• _GIVEN RECORDS_:
______

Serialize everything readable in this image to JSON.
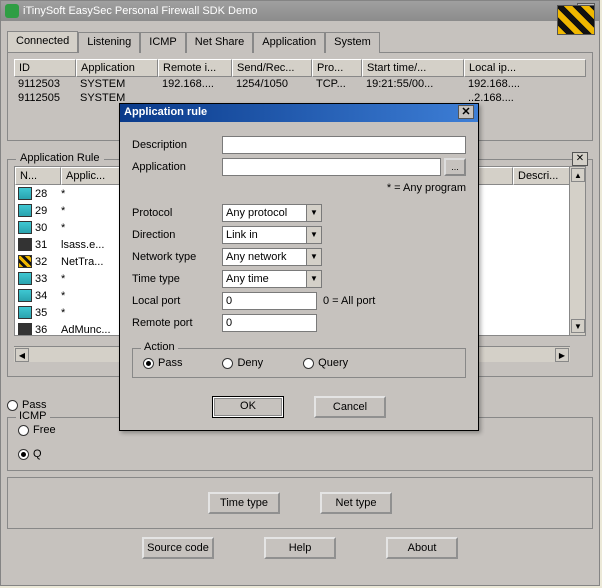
{
  "window": {
    "title": "iTinySoft EasySec Personal Firewall SDK Demo"
  },
  "tabs": [
    "Connected",
    "Listening",
    "ICMP",
    "Net Share",
    "Application",
    "System"
  ],
  "connectedHeaders": {
    "id": "ID",
    "app": "Application",
    "remote": "Remote i...",
    "sendrec": "Send/Rec...",
    "pro": "Pro...",
    "start": "Start time/...",
    "local": "Local ip..."
  },
  "connectedRows": [
    {
      "id": "9112503",
      "app": "SYSTEM",
      "remote": "192.168....",
      "sendrec": "1254/1050",
      "pro": "TCP...",
      "start": "19:21:55/00...",
      "local": "192.168...."
    },
    {
      "id": "9112505",
      "app": "SYSTEM",
      "remote": "",
      "sendrec": "",
      "pro": "",
      "start": "",
      "local": "..2.168...."
    }
  ],
  "ruleGroup": {
    "title": "Application Rule",
    "hdr": {
      "n": "N...",
      "app": "Applic...",
      "desc": "Descri..."
    },
    "rows": [
      {
        "cls": "teal",
        "n": "28",
        "app": "*"
      },
      {
        "cls": "teal",
        "n": "29",
        "app": "*"
      },
      {
        "cls": "teal",
        "n": "30",
        "app": "*"
      },
      {
        "cls": "dk",
        "n": "31",
        "app": "lsass.e..."
      },
      {
        "cls": "or",
        "n": "32",
        "app": "NetTra..."
      },
      {
        "cls": "teal",
        "n": "33",
        "app": "*"
      },
      {
        "cls": "teal",
        "n": "34",
        "app": "*"
      },
      {
        "cls": "teal",
        "n": "35",
        "app": "*"
      },
      {
        "cls": "dk",
        "n": "36",
        "app": "AdMunc..."
      }
    ]
  },
  "dialog": {
    "title": "Application rule",
    "labels": {
      "description": "Description",
      "application": "Application",
      "anyProgram": "* = Any program",
      "protocol": "Protocol",
      "direction": "Direction",
      "network": "Network type",
      "time": "Time type",
      "localPort": "Local port",
      "remotePort": "Remote port",
      "allPort": "0 = All port",
      "action": "Action",
      "pass": "Pass",
      "deny": "Deny",
      "query": "Query",
      "ok": "OK",
      "cancel": "Cancel",
      "browse": "..."
    },
    "values": {
      "description": "",
      "application": "",
      "protocol": "Any protocol",
      "direction": "Link in",
      "network": "Any network",
      "time": "Any time",
      "localPort": "0",
      "remotePort": "0"
    }
  },
  "icmp": {
    "legend": "ICMP",
    "free": "Free",
    "q": "Q"
  },
  "mainButtons": {
    "timeType": "Time type",
    "netType": "Net type",
    "source": "Source code",
    "help": "Help",
    "about": "About"
  },
  "adhoc": {
    "pass": "Pass"
  }
}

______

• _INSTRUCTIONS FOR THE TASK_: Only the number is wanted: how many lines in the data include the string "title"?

• _SOLUTION FOR THIS PROBLEM_: 3